In Buddhist circles Asanga (about AD 405) and Vasubandhu (about AD 410) made pioneering attempts to construct epistemology and logic on the Buddhist pattern. However it was Dignâga (about AD 450) who put Buddhist epistemology and logic on a solid footing and gave them a distinctive character. He is, therefore, rightly regarded as the father of Buddhist epistemology and logic, and also of medieval Indian epistemology and logic in general, for he not only gave a precise formulation to Buddhist epistemology and logic but also imparted a new direction to Indian epistemology and logic by way of composing independent treatises on epistemology and logic and interspersing the treatment of metaphysical problems within them, a style which was later on followed by Gaṅgeśa (about the twelfth century AD), the founder of the school of Navya-Nyāya. Buddhist literature prior to Dignāga deals with the problem of knowledge and the means of knowing either very casually or not at all. There seems to be no work devoted to the problem. But Dignāga felt the necessity for a distinct treatise on epistemology and logic to establish the Buddhist doctrines in a logical manner. He explicitly mentions in the Pramâna-samuccaya that its composition was led by the need to establish the means of valid cognition.
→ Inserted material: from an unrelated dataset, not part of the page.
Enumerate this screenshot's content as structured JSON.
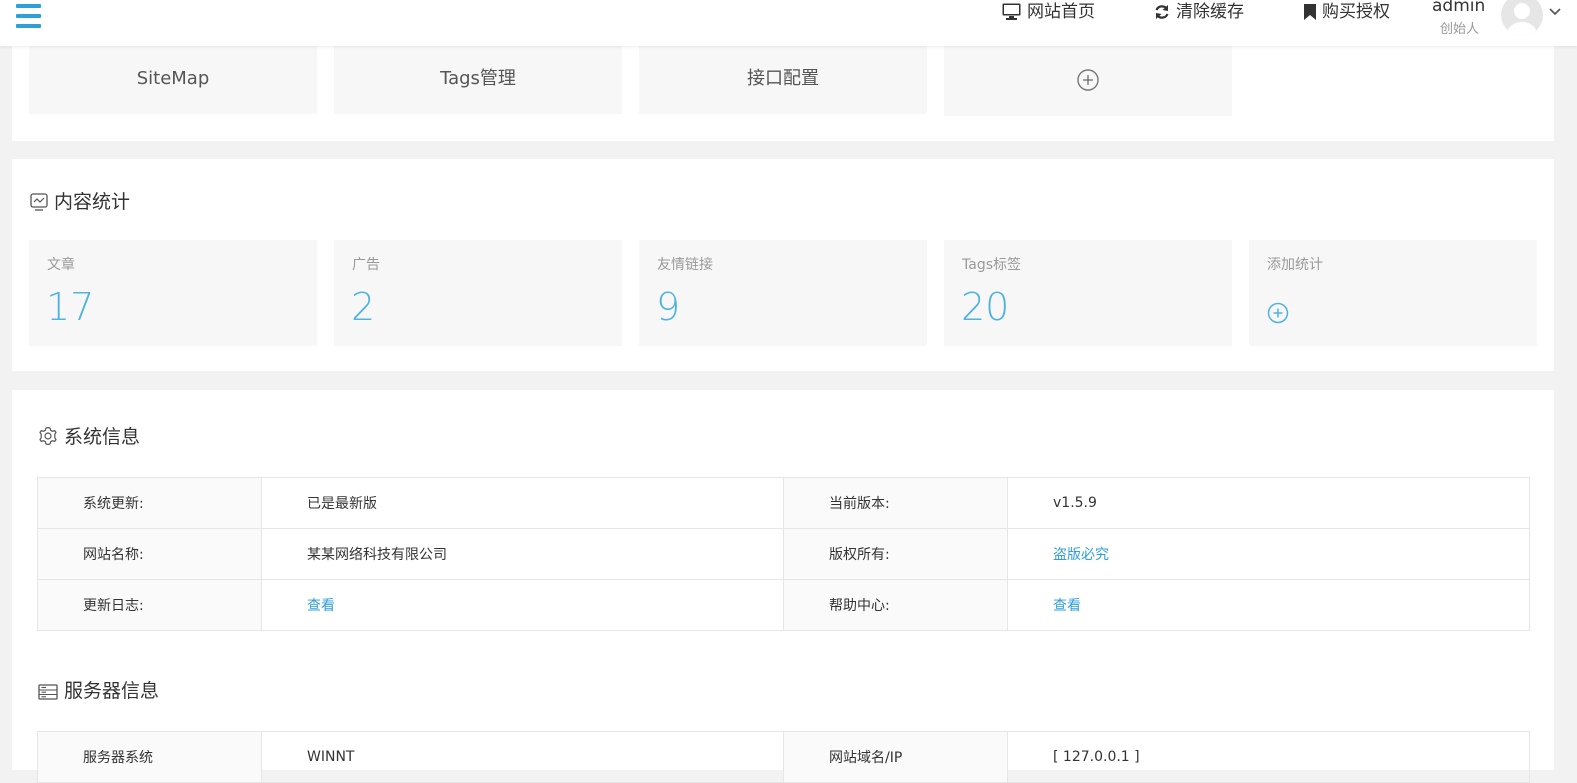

The task initiated by Dignāga was brilliantly continued by Dharmakīrti (about 635), a doyen of Buddhist epistemology and logic. His Pramâna-vârtika, Pramânaviniscaya and Nyāya-bindu are masterpieces of Buddhist epistemology and logic. When Dignāga undertook an examination of the logical tenets of other philosophical schools in his treatise there were reactions from the latter. For instance, Uddyotakara and Kumarila (about AD 500) tried to controvert the views of Dignāga. Dharmakīrti therefore defended and modified the views of Dignāga, thereby strengthening the foundations of Buddhist epistemology and logic. However, his exposition, which was ended to explain and defend the views of Dignāga, superseded and eclipsed the original by its superior merit. This tradition of Dharmakīrti was carried forward by Darmottara (about AD 847) and subsequently by, amongst others, Jnanasrimitra about AD 1040)." (pp. 414-415)
From: S. R. Bhatt, "Logic and Language in Buddhism" in: Brian Carr, Indira Mahalingam (eds.), Companion Encyclopedia of Asian philosophy, London-New York: Routledge 1997.
"(...) from the origin of Buddhism in the 6th century b.C. to its expansion into four philosophical schools in the 4th century A.D., there were no systematic Buddhist works on Logic, but only a few stray references to that science in the works on philosophy and religion. Nagàrjuna, about 300 A.D., wrote a tract on Logic which was a mere review of the common topics of the Ancient School of Brahmanic Logic. During 400-500 A.D., Maitreya, Asanga and Vasubandhu handled Logic, but their treatment of it was merely incidental, being mixed up with the problems of the Yogacara and Vaibhasika schools of philosophy. Vasubandhu's three works on Pure Logic mentioned by Hwen-thsang are now lost and consequently their merits cannot be judged. With 450 A.D. began a period when Logic was completely differentiated from general philosophy, and a large number of Buddhist writers gave their undivided attention to that branch of learning. The works brought out by these. writers, along with those brought out by the Jainas, constitute the Mediaeval School of Indian Logic. Dignāga is the earliest known writer of this school." (p. 270)
From: Satis Chandra Vidyabhusana, A History of Indian Logic. Ancient, Mediaeval and Modern Schools, . Reprinted Delhi: Motilal Barnasidass 2002.